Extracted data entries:
>>

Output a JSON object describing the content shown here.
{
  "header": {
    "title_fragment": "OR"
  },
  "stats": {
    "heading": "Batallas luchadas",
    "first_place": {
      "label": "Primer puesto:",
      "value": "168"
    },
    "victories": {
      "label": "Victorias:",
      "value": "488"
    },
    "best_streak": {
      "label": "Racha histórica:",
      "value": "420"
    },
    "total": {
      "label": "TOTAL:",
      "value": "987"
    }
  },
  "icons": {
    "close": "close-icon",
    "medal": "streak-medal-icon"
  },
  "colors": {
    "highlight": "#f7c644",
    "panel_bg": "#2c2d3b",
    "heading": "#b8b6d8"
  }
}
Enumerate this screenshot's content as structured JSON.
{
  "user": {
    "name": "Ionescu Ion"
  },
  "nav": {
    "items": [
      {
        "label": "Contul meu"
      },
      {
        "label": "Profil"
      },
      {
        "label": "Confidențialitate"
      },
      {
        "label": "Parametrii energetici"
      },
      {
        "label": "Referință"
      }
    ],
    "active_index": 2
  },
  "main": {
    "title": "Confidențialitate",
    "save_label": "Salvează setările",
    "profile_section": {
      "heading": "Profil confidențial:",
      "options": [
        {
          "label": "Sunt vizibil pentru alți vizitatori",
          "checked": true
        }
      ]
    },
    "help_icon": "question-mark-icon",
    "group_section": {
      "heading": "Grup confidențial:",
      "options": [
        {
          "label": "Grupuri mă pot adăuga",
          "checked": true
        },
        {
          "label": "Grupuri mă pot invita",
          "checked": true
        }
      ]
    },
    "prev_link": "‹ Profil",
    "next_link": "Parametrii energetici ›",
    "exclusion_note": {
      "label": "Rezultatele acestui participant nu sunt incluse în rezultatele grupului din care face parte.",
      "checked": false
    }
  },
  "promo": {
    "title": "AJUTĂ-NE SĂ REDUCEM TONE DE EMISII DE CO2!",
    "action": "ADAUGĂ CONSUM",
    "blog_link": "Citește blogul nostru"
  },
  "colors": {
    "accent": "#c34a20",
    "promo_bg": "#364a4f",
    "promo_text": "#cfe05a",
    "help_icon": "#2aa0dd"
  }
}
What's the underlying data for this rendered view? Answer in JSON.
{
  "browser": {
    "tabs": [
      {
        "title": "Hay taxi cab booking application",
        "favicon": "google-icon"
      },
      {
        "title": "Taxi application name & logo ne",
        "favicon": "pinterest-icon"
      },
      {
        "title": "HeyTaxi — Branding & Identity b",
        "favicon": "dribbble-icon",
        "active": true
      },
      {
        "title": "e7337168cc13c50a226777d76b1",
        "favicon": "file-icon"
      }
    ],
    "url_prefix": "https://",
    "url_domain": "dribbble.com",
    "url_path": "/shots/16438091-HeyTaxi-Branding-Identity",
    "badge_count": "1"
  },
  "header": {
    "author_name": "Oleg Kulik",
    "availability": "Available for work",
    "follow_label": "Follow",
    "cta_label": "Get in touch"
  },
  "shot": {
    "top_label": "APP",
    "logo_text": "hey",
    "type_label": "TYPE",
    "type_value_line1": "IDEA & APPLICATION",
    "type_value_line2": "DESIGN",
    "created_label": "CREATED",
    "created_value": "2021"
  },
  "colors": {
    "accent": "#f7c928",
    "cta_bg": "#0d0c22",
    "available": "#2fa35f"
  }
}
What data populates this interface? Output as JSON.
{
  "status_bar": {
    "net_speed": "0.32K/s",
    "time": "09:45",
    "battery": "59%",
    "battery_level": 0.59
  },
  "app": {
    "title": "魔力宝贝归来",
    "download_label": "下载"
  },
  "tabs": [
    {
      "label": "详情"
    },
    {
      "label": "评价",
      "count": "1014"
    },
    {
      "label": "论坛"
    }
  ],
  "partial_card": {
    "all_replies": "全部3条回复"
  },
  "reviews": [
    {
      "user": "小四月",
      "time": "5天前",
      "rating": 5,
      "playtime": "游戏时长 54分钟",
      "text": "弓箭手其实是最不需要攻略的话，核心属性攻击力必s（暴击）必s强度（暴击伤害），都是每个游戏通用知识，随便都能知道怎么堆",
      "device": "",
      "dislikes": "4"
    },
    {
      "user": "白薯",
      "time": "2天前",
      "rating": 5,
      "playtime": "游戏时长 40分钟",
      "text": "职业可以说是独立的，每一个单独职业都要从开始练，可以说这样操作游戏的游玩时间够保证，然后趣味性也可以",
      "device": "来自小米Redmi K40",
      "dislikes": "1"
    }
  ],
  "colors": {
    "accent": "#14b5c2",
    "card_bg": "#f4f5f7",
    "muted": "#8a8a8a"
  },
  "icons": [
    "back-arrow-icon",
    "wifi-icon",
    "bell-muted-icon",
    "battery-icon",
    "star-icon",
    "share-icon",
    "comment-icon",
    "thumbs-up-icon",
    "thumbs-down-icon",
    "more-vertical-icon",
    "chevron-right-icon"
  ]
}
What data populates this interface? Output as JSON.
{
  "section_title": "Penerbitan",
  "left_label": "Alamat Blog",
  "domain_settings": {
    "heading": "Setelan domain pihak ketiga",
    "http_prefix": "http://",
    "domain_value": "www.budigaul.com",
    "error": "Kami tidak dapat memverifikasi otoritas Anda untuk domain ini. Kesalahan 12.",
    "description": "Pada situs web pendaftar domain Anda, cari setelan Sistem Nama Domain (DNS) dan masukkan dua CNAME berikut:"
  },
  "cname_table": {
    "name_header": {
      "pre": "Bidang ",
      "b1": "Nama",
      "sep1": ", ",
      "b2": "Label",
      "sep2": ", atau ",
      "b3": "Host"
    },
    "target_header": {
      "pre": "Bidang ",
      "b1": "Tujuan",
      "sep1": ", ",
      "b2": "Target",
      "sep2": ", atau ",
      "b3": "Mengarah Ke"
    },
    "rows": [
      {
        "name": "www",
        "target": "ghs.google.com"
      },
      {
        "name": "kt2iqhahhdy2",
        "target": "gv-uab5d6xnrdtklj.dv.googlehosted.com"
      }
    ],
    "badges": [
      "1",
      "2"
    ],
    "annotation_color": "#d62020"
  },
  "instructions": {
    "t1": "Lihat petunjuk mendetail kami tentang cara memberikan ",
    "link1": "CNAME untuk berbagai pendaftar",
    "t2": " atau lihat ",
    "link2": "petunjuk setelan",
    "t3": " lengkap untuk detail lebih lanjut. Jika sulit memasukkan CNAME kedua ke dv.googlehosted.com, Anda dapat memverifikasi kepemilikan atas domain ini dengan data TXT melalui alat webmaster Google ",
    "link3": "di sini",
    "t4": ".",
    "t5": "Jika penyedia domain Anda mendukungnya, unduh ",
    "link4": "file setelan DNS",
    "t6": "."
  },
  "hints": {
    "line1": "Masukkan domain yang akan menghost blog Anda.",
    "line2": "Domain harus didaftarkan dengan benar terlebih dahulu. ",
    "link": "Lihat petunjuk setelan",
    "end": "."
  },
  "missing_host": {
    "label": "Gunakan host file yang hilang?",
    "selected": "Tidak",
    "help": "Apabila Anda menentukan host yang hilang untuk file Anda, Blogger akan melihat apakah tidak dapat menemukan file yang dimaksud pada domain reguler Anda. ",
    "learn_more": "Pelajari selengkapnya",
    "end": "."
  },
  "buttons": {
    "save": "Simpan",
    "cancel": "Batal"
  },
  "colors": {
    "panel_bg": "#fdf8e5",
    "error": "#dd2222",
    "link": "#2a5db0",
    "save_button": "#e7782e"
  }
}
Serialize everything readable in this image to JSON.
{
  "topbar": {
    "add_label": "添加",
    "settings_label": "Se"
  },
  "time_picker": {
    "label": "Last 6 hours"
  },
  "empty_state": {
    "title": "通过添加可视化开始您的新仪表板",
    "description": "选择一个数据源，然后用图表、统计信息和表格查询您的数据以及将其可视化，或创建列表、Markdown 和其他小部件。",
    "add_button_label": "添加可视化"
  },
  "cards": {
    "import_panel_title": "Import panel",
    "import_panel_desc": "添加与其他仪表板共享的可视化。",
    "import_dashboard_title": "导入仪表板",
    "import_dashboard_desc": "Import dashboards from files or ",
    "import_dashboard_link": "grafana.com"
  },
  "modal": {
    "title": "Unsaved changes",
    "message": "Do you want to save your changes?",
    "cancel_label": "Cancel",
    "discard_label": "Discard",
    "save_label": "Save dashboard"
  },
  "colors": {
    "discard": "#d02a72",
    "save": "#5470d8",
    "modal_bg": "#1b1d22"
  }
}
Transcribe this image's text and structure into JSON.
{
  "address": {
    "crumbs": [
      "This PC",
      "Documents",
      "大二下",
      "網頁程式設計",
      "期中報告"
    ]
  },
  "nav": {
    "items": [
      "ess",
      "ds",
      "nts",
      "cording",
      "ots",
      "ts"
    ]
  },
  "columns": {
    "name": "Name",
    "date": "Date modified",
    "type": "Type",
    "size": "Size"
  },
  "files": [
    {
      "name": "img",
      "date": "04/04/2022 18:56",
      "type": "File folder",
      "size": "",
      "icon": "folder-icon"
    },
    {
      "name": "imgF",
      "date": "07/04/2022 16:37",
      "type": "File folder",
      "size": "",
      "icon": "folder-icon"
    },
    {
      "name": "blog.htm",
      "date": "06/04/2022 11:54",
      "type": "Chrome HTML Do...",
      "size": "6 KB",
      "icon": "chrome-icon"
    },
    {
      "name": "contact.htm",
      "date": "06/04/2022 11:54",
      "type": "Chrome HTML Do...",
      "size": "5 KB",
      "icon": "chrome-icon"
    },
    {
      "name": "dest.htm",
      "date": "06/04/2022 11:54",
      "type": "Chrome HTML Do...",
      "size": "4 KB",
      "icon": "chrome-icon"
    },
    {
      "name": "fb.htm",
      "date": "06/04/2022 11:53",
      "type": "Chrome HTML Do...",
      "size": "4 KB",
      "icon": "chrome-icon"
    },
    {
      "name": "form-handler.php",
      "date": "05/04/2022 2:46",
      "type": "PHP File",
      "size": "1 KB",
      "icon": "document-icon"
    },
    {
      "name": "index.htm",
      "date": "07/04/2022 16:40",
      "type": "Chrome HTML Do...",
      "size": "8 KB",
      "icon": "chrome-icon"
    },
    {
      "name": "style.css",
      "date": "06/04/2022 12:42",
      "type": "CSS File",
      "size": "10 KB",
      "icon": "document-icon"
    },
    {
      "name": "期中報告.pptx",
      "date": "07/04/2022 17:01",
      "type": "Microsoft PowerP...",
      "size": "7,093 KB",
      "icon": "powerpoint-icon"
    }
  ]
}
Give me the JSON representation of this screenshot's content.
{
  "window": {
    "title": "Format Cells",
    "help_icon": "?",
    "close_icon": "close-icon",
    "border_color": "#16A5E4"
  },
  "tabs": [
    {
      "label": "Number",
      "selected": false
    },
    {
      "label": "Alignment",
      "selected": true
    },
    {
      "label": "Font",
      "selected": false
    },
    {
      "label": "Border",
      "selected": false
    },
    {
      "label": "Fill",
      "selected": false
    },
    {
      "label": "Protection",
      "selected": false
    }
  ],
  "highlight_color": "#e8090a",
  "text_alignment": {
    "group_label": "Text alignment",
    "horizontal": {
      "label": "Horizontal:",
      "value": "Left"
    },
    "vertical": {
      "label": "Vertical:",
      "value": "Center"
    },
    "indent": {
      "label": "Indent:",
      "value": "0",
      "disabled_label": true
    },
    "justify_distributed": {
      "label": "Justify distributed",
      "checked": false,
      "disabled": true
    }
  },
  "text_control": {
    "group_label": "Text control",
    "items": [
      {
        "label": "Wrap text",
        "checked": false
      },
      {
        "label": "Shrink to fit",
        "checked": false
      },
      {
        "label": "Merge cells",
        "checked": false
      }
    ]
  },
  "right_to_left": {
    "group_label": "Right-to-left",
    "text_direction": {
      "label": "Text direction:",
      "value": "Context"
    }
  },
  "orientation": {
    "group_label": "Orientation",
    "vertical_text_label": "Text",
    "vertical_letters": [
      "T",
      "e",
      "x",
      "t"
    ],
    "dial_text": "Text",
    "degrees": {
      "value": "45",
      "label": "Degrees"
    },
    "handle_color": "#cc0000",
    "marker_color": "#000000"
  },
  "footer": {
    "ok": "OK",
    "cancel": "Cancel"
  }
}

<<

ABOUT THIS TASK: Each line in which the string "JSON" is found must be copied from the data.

RESULT:
Output a JSON object describing the content shown here.
Enumerate this screenshot's content as structured JSON.
What's the underlying data for this rendered view? Answer in JSON.
What data populates this interface? Output as JSON.
What data populates this interface? Output as JSON.
Serialize everything readable in this image to JSON.
Transcribe this image's text and structure into JSON.
Give me the JSON representation of this screenshot's content.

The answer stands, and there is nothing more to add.